ANAHEIM — Some assembling is still required, but the Avengers are gathering in a big way at Disneyland.
Taking its cues from Star Wars: Galaxy’s Edge, which debuted across the resort at Disneyland Park last year, the Avengers Campus will be an immersive experience that seeks to tell super-heroic stories across a series of rides, shows and eateries.
“We’ve been trying to figure out how do we bring this land to life not just where you get to see your favorite heroes or meet your favorite heroes, but where you actually get to become a hero,” Brent Strong, the executive creative director behind the new land for Walt Disney Imagineering, said at a media preview that revealed new details and provided a first look at the project that was first announced last year. “It’s about living out your superhero fantasies.”
Central to that aim is “WEB SLINGERS: A Spider-Man Adventure,” which uses a combination of physical and digital imagery to allow riders to play Peter Parker along with onscreen Spidey Tom Holland. The ride begins as an open house where Spider-Man, played by Holland, shows off small but smart-and-powerful Spider-bots that he and a team of other inventive teens known as the Worldwide Engineering Brigade, or WEB, have developed in an old building donated by Tony Stark. Of course, the self-replicating bots spiral out of control and start to overrun the place, and guests are summoned to help round them up.

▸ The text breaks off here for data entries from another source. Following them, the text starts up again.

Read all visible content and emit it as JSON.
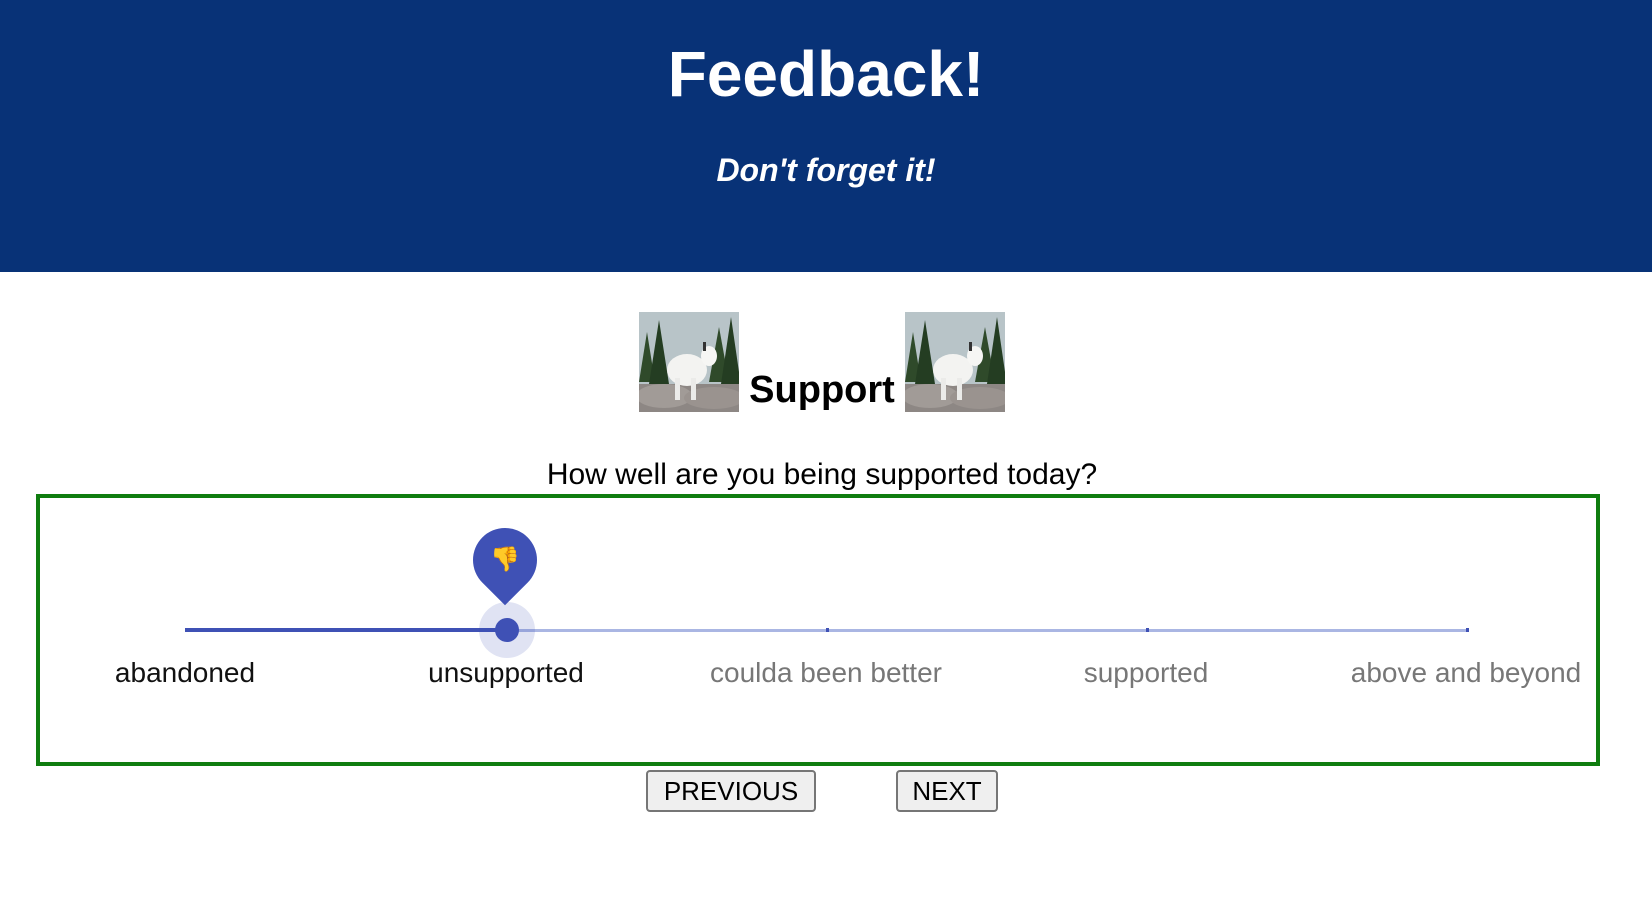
{
  "header": {
    "title": "Feedback!",
    "subtitle": "Don't forget it!"
  },
  "section": {
    "title": "Support",
    "question": "How well are you being supported today?",
    "image_alt": "mountain goat"
  },
  "slider": {
    "marks": [
      {
        "label": "abandoned"
      },
      {
        "label": "unsupported"
      },
      {
        "label": "coulda been better"
      },
      {
        "label": "supported"
      },
      {
        "label": "above and beyond"
      }
    ],
    "selected_index": 1,
    "selected_label": "unsupported",
    "value_icon": "thumbs-down-icon",
    "value_glyph": "👎"
  },
  "nav": {
    "previous_label": "PREVIOUS",
    "next_label": "NEXT"
  },
  "colors": {
    "header_bg": "#083277",
    "slider_primary": "#3f51b5",
    "slider_track_inactive": "#aab6e3",
    "container_border": "#0f7d0f"
  }
}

The Imaginary Magic Comes From a New Gesture Recognition System
The eight-seat cars that have been set up to begin test runs through the facility look like many other people-moving vehicles on Disneyland attractions, but its creators say the experience will be something entirely new.
The imaginary magic comes from a new gesture recognition system two years in the making that can recognize the faces and hands of riders.
Strong says the all-ages, all-sizes attraction can play simple or sophisticated, and those who get a knack for the slinging can experience “layers and layers of game play” and uncover “a million Easter eggs.”
Spidey will also be seen soaring over the structures as one of 15 different costumed Avengers — all of them are still alive in this timeline — who will roam the land.
“The Avengers Campus is literally going to be teeming with heroes,” said Dan Fields, the executive creative director behind the live entertainment for the project. “It’s a hero-rich environment.”
Visitors can get down in a dance-off with members of the Guardians of the Galaxy; Black Widow and Black Panther will do battle atop the ramparts of Avengers headquarters with Marvel’s Taskmaster, the villain from the forthcoming “Black Widow” movie; and wannabe warriors will get to train in the fighting arts of Wakanda with Okoye from “Black Panther.”
Thor will walk the campus looking for people worthy enough to wield his hammer. His brother Loki will be lurking, looking to help or harm depending on his mood.
The Storytelling Even Extends to the Food
The campus is in its final phases of construction as fears of the new coronavirus have led to diminished crowds and cancellations of large gatherings around the world. Disneyland has said it is committed to the health of its workers and guests and has imposed strict sanitation regulations. Disney Executive Chairman Bob Iger told shareholders Wednesday that company leadership is “sobered” by the crisis, but Disney has been “incredibly resilient” through its history.
Built mostly over the park’s former A Bug’s Land and incorporating the Guardians of the Galaxy: Mission Breakout attraction that opened in 2017, the campus structures, entering their final phases of construction, are being built in layers to look like they’ve existed for ages. The Webslingers building is a crumbling warehouse that is overlaid with the modern tech created by WEB. The Sanctum where Doctor Strange will weave guests into his mystical magic contains generations of ruins.
The storytelling even extends to the food via Pym’s Test Kitchen, which will feature culinary “experiments” from Ant-Man Scott Lang and his scientist benefactor Hank Pym. They include a “Not So Little Chicken Sandwich,” a tiny, shrunken brioche bun that is dwarfed by an enlarged hunk of breaded chicken. Several sizes of pretzel, including one as big as a pizza, will circulate on an overhead conveyor belt and will seem to change size when sent through shrink and growth rays.
And subtle winks to the Avengers films abound, including an outlet of the Shawarma joint that Iron Man suggests his allies hit up after the Battle of New York depicted in 2012’s “The Avengers,” where the heroes can be seen quietly eating in the post-credits scene.